BAGHDAD: Top federal and Kurdish security officials agreed in Baghdad yesterday to “activate” coordinating committees between their forces and work to calm the situation in northern Iraq, a statement said.
Tensions are running high in parts of the country’s north that the autonomous Kurdistan region wants to incorporate over the strong objections of Baghdad, and military reinforcements have been sent to disputed areas.
Parliament speaker Osama Al Nujaifi has been pushing to resolve the crisis between Baghdad and Kurdistan, which he has warned could lead to civil war.
The two sides agreed to continue meeting “and to activate the higher coordinating committees between the (federal) armed forces and the (Kurdish) regional guard forces” known as peshmerga, a statement from military spokesman Colonel Dhia al-Wakil said, without providing details on the committees.
They also agreed to begin “calming the situation and searching for mechanisms to withdraw the units that were mobilised after the crisis to their former locations,” the statement said. The meeting was chaired by national security adviser Falah Al Fayadh and attended by Iraqi General Faruq Al Araji, US Lieutenant General Robert Caslen and delegations from the federal defence ministry and the Kurdistan ministry responsible for the peshmerga forces, it said.
Kuwait to allow protest on poll eve
KUWAIT CITY: Kuwait yesterday issued a permit to allow the opposition to stage a demonstration on the eve of a disputed general election, the interior ministry and activists said.
“We found the request submitted by the organisers fulfilled conditions set by the interior ministry and accordingly we issued the necessary licence,” interior ministry spokesman Colonel Adel Al Hashash told a news conference.
The ministry has insisted the protest be peaceful, he said. Authorities banned two previous protests on October 21 and November 4 but the opposition went ahead and staged processions which turned violent.
More than 150 protesters and 24 policemen were slightly injured when riot police used teargas and stun grenades to disperse the two rallies.
Opposition activists, whose parties have called for an election boycott, said on Twitter that they had received the permit and will go ahead with the protest on Friday, a day before the polls.
The Islamist, nationalist and liberal opposition has been protesting against the government for unilaterally amending the electoral law even after the top court in the oil-rich Gulf state ruled the legislation was in line with the constitution. The opposition charges that the amendment clears the way for the election of a pro-government parliament.
Hackers on trial in Turkey for first time
ANKARA: A group of Internet hackers appeared in an Ankara court yesterday on charges of terrorism, the first time alleged cyber criminals have been put on trial in Turkey, local media reported. The 10 members of the “Redhack” group are accused of belonging to an armed terrorist organisation, illegally obtaining confidential documents and personal information, as well as cracking into private systems without authorisation.
The court released three of the suspects who had been in custody since March, the state-run Anatolia news agency reported.
The defendants, who deny the charges, risk prison sentences ranging from eight to 24 years if convicted.
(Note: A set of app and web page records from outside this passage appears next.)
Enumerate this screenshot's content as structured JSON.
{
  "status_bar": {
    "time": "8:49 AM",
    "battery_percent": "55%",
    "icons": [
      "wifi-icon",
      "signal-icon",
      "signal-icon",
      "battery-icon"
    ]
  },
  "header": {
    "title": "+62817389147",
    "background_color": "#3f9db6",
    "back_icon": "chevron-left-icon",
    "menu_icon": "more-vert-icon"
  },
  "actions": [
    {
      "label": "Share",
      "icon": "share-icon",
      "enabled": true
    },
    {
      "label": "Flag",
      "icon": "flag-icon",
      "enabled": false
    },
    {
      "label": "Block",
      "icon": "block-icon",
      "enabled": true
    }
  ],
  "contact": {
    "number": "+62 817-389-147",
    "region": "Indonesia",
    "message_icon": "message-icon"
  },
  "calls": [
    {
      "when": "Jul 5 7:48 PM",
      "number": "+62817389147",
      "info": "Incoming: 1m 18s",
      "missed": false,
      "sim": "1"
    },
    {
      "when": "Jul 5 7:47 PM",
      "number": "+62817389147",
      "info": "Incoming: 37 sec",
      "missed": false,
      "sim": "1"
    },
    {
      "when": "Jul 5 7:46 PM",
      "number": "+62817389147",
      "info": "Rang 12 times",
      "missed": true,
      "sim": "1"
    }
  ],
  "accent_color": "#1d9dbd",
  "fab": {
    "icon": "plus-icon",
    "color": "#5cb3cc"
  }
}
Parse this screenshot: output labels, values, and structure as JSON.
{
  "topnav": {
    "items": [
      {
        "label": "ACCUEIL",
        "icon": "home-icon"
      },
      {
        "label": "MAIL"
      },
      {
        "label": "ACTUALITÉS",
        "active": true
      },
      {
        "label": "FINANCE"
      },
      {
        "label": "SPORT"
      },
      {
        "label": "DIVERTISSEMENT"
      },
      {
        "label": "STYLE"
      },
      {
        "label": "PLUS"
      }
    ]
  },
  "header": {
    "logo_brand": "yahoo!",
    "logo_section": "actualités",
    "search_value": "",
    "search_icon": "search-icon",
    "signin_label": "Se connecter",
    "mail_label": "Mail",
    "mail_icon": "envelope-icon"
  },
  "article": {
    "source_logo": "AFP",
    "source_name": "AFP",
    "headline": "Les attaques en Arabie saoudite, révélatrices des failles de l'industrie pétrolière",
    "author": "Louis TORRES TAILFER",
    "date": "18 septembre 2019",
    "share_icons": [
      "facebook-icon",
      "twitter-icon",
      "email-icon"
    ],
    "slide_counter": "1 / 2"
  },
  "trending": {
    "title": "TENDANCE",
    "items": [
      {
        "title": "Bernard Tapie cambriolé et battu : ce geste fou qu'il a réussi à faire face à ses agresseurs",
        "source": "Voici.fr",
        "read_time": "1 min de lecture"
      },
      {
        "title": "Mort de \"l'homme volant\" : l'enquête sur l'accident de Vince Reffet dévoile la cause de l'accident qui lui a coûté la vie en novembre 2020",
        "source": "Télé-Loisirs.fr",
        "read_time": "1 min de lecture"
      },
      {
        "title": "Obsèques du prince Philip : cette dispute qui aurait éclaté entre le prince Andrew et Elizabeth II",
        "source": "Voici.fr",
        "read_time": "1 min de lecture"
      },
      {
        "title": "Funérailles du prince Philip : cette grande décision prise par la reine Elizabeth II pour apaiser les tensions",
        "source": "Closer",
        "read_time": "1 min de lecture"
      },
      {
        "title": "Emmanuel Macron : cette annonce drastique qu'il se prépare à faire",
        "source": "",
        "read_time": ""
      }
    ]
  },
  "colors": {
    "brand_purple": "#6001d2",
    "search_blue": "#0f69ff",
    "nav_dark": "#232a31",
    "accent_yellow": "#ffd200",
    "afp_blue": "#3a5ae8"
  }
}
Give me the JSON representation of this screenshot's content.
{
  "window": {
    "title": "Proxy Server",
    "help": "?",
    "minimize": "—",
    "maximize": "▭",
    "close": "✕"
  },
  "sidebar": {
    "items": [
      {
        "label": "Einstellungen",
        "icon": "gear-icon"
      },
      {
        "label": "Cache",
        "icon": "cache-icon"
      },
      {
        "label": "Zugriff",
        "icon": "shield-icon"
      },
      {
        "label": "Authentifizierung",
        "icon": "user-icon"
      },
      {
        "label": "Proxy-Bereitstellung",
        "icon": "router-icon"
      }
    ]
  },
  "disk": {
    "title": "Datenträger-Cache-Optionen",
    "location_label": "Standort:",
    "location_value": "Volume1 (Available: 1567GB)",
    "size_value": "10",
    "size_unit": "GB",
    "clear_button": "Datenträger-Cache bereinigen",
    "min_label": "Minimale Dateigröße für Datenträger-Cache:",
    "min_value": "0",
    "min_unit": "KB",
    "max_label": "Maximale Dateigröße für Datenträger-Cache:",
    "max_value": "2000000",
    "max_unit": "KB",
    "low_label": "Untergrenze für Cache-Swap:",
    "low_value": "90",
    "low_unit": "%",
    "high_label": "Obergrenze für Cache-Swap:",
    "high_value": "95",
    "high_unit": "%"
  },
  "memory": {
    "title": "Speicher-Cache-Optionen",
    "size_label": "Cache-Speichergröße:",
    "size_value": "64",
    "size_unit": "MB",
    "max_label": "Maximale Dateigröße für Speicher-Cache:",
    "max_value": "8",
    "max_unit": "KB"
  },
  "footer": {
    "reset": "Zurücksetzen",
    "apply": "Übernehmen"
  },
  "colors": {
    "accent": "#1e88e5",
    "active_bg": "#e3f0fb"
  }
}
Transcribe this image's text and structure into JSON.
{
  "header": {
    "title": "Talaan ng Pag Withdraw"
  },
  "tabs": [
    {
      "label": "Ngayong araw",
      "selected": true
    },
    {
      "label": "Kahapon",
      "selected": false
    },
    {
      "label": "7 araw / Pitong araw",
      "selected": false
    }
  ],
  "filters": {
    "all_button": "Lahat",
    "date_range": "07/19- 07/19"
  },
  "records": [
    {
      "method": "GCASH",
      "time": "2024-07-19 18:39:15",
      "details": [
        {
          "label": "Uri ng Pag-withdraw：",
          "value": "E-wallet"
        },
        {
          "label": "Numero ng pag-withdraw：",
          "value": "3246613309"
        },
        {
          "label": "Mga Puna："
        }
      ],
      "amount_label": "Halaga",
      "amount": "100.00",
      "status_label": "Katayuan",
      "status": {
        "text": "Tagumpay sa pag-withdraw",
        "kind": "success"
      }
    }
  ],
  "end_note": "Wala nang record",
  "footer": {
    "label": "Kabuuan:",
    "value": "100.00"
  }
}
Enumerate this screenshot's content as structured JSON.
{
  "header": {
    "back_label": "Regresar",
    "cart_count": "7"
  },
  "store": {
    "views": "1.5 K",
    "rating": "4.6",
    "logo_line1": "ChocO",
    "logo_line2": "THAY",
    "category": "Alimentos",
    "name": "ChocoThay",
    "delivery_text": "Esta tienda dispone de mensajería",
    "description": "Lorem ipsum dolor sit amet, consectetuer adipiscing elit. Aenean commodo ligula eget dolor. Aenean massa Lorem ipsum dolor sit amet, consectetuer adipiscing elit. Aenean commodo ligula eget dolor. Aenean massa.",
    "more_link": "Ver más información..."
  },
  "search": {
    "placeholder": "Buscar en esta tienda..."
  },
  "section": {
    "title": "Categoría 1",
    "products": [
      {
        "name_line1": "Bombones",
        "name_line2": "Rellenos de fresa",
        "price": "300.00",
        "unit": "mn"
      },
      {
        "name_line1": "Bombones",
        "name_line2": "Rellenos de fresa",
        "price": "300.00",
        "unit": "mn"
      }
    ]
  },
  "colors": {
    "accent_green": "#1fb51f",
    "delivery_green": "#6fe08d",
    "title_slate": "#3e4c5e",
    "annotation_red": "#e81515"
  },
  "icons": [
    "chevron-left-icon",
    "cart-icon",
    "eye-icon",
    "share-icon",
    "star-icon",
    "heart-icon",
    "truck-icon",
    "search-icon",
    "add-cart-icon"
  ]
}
Redhack claims to be affiliated with the international hackers’ group Anonymous group, and has carried out several online attacks against state and private domains since 1997. Some of the websites they targeted have included the Turkish intelligence agency, the country’s Internet watchdog and Turkish Airlines.